> _ABOUT THIS EXERCISE_
Which of the lines below contain the string "name"? Pull each one out of the data.

⟨

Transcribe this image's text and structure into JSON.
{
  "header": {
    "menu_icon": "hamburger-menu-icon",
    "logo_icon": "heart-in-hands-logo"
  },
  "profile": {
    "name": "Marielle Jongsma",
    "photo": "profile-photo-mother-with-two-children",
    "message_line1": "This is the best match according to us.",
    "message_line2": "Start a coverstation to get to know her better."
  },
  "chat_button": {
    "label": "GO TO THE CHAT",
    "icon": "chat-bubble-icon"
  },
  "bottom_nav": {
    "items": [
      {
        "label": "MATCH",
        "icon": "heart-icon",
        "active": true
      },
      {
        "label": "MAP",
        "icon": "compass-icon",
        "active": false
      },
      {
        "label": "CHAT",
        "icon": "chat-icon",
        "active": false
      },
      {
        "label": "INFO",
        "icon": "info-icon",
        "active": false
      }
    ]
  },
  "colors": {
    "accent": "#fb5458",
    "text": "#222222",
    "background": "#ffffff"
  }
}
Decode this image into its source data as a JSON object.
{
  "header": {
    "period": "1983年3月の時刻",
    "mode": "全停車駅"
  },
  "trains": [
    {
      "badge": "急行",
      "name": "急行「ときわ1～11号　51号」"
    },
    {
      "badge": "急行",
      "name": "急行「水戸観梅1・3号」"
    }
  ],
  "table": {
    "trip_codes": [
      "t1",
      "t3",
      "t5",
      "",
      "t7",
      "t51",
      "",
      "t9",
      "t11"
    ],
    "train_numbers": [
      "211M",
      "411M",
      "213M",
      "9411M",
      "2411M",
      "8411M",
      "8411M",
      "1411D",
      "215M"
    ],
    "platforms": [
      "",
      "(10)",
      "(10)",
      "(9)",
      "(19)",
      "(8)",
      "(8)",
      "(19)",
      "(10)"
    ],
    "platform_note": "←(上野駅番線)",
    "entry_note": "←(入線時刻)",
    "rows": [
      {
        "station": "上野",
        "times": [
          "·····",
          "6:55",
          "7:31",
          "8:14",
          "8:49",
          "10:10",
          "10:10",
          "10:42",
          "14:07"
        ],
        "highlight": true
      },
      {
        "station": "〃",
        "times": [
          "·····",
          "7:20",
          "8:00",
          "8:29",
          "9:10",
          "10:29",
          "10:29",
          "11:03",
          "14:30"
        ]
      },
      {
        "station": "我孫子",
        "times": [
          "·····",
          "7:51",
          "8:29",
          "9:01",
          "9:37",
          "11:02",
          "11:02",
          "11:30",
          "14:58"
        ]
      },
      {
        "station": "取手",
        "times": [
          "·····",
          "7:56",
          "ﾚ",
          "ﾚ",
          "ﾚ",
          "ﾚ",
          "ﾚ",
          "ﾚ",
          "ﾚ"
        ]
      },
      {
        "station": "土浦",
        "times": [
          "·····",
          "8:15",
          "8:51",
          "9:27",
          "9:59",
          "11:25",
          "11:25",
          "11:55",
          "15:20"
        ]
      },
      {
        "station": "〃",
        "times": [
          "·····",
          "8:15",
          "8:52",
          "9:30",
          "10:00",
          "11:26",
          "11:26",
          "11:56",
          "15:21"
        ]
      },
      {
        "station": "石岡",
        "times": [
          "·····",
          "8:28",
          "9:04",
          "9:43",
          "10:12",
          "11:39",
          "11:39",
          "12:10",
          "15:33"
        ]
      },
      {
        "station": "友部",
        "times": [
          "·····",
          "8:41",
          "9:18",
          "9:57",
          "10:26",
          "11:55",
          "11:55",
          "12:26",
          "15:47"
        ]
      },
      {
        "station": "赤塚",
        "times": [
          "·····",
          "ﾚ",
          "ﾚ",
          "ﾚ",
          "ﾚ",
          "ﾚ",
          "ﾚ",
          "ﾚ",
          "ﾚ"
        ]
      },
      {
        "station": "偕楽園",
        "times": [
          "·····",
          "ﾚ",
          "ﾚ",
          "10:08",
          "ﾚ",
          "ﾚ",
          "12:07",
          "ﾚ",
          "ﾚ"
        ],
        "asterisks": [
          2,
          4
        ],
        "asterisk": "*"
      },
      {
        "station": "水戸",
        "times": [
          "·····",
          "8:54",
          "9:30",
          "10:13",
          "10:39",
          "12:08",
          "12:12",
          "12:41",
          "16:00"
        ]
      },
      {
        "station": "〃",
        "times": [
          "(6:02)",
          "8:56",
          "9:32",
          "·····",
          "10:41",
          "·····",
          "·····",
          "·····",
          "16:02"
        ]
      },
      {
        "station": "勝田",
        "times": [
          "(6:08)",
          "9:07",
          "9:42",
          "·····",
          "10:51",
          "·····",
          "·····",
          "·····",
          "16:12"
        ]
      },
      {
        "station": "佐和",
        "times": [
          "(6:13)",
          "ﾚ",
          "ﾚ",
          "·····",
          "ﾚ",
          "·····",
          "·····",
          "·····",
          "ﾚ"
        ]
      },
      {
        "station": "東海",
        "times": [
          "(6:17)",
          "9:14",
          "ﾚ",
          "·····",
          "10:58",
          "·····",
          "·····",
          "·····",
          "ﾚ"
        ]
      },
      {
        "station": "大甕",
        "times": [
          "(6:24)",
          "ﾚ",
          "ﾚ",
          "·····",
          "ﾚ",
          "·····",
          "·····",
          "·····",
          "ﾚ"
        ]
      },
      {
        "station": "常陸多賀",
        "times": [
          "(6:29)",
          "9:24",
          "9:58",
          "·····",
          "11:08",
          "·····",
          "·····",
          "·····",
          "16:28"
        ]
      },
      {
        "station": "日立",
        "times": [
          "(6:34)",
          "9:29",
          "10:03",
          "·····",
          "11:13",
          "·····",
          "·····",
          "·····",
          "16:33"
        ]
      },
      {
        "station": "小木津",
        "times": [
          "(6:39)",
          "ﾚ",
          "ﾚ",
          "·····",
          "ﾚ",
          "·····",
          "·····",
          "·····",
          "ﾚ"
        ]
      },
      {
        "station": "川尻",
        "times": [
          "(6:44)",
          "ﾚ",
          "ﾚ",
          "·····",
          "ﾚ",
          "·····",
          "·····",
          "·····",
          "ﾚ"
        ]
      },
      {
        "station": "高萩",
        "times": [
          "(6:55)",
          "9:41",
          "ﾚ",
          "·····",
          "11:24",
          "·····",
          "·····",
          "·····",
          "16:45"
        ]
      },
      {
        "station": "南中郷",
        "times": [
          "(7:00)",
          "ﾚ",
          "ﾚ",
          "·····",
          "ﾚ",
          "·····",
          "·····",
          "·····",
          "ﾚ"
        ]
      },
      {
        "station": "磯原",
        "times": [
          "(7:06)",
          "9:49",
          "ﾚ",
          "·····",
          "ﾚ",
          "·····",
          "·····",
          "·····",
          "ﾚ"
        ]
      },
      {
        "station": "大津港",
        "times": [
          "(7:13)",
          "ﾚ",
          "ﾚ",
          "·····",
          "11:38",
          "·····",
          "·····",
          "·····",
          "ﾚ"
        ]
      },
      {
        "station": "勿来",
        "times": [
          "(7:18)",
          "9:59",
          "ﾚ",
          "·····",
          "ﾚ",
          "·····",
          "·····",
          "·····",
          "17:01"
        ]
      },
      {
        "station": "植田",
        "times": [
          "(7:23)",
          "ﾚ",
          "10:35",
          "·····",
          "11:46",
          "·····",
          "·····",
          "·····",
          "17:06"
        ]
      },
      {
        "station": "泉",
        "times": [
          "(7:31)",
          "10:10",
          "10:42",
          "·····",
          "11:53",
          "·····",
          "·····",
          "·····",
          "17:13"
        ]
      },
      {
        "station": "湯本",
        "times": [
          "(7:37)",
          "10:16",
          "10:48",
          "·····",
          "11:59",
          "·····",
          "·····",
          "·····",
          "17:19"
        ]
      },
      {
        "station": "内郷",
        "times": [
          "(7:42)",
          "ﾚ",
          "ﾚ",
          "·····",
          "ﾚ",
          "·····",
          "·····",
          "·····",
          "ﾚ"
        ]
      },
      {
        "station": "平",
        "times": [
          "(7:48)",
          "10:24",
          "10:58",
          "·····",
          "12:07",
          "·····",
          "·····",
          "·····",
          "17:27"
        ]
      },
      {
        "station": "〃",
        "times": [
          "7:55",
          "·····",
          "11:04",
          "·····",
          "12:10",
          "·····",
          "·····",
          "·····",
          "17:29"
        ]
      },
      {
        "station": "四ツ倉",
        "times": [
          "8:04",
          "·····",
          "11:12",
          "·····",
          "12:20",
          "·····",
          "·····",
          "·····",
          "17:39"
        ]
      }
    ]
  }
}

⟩

> _PROBLEM SOLUTION_
    "name": "Marielle Jongsma",
      "name": "急行「ときわ1～11号　51号」"
      "name": "急行「水戸観梅1・3号」"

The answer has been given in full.